If you can't get away, is there some refuge where you can recharge your psychic batteries - a park bench where you can sit in peace for a while, a library or museum where no-one will bother you and you can spend some time for free, or perhaps you could volunteer for some charity or something like that just to give yourself a change of air and mix with people who (hopefully) don't grind and grate on you and so give yourself a bit of recovery time?
Eventually, by '51, the Atlee programme was supported by all the mainstream parties, that wasn't the case in '44 - remember Churchill's "Gestapo" speech. Plus Labour put in a lot of ground work prior to '44 to build support for their programme. It was not something they had tested on a couple of focus groups and then launched in their manifesto. Everything they suggested was politically radical, but they took time and effort to create an electorate prepared to accept a very different direction - greatly helped by the UK's wartime experience of central planning, state control over much of production, rationing, and a sense of common purpose.
Its worth bearing in mind that the Soviet Union declared war on Japan on the 9th of August, so it is not as though we can consider the Hiroshima and Nagasaki bombs on their own as causes of Japan's surrender.

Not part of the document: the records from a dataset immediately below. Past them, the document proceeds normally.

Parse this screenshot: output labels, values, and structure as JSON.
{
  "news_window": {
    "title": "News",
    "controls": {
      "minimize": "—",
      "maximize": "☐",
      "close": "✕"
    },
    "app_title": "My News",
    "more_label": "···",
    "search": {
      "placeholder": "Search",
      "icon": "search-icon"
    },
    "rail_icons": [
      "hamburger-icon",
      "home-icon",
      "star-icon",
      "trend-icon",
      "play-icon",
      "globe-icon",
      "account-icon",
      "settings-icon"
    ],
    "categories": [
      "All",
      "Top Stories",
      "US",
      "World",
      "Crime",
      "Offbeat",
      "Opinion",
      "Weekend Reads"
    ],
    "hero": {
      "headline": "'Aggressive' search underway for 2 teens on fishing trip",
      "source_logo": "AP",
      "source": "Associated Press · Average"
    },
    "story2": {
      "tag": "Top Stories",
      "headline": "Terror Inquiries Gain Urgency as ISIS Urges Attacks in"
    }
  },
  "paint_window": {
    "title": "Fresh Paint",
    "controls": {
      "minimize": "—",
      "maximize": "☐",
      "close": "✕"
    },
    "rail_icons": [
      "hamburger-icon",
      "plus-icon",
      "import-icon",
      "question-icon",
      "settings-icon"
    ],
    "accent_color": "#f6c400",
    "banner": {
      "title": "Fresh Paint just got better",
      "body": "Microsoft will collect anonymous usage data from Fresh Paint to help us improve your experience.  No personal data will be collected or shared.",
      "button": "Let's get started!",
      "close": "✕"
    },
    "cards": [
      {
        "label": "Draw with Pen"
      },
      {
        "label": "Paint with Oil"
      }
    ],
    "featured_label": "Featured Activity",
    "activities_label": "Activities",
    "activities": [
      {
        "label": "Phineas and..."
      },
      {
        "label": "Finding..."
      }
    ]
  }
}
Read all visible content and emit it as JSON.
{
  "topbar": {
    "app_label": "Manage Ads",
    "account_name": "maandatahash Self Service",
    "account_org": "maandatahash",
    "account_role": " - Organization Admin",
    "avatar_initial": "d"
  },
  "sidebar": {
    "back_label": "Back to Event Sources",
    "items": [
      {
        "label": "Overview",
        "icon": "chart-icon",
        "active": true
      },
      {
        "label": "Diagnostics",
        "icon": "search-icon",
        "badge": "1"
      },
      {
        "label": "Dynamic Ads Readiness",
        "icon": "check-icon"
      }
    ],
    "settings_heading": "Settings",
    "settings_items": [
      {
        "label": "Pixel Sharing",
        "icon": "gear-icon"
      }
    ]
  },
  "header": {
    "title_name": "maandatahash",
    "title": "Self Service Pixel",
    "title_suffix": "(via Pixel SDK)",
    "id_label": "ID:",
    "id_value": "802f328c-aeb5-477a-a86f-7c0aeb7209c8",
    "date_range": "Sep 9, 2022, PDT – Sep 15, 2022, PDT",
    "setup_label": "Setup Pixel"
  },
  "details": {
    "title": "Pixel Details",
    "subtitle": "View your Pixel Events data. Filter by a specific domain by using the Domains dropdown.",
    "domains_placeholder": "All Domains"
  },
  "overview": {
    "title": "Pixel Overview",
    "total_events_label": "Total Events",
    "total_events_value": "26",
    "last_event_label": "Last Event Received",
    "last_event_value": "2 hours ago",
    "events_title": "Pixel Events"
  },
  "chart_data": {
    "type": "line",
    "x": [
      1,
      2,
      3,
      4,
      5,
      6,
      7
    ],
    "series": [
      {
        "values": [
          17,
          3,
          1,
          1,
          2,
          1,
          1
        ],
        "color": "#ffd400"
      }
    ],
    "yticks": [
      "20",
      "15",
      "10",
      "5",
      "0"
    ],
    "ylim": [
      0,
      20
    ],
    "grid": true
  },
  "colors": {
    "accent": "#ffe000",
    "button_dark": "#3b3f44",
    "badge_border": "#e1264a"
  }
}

The other point to consider, particularly if you are inclined to believe that strategic bombing of Japanese cities forced that country to surrender is could the war have ended sooner but for the diversion of resources to the construction of the Atom bomb - this was far more than than the cost of say another 1000 bombers which could have been constructed and in operation well before the summer of 1945.
In anycase the opinion of the United States Strategic Bombing survey's summary report on the Pacific war in 1946 was